So, I’ve been thinking about winter break. What will I read, write, see, make? Students were finished school on Friday 16th, but I was in on Monday and Tuesday for some catch up type things.
In the lead up to the break, I was scoping out the library at school, making mental lists of what books I was going to check out. It turns out I am not the only one who had her eye on a few titles, but I am the one who waited too long. No problem, my list is long. I have at least half a dozen books (some young adult, some not) in my reading pile; I signed up for 2 Coursera courses through MoMA, and have plans to work on a few in-process art/craft projects. This seems like a lot for a break that also includes a major family heavy holiday and a set of papers to grade. To date I have read 3 books–2 young adult (Bone Gap and No Laughter Here) 1 graphic novel (Creature Tech)– and finished a week or so in each Coursera course (turns out there is significant overlap in the classes, so a lot less work than 2 unique courses). I do not think I have ignored my family either; we have done family stuff together, but you would have to ask them.
My point is not to list books read, courses taken etc. I am interested in 2 things here. First, what is it about a break from work that makes me think I have 36 hours in my days that I should fill? Second, what is it about doing all these things that is rejuvenating for me?
First of all, I think it’s the temporary freedom from a scheduled work time that makes me think I am superwoman. If I had an unending number of free days ahead of me, I would not feel the same urgency to read, make, etc. And, let’s be honest, I also excel at sitting on the couch and eating cookies. I am not actually going to do all that, but I like thinking about the options. This is connected to my second question. Just the thought of planning what to read and do is exciting to me. It’s really just another form of brainstorming, WHICH I LOVE. Brainstorming combines so many things that appeal to me–collecting ideas, connecting pieces of information, making odd leaps of ideas, taking notes, more planning.

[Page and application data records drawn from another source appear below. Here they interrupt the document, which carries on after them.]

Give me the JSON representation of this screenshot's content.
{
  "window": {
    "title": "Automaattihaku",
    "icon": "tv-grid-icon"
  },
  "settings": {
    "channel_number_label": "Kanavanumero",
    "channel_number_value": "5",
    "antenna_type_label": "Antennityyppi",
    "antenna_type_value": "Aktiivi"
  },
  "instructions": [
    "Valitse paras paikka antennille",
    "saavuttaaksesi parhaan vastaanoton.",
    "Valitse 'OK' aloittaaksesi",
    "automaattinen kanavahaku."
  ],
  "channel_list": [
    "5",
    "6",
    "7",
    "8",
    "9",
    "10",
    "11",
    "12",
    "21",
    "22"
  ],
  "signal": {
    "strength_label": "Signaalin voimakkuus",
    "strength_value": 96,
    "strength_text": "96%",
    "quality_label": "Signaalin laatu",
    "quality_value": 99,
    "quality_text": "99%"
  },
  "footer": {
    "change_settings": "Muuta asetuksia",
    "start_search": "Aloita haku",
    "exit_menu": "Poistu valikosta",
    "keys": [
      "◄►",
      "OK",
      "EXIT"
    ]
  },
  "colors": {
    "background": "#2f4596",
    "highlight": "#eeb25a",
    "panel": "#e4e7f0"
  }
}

I feel more energized just writing this down (note: I am on still on the couch).
I think that if a break is to enable one to return to something feeling more rested and ready, then making my clearly unrealistic lists does the job almost by itself, as long as I can eat some cookies at the same time. However, just in case I need to do more than just imagine doing all this, I’m planning some art time later today.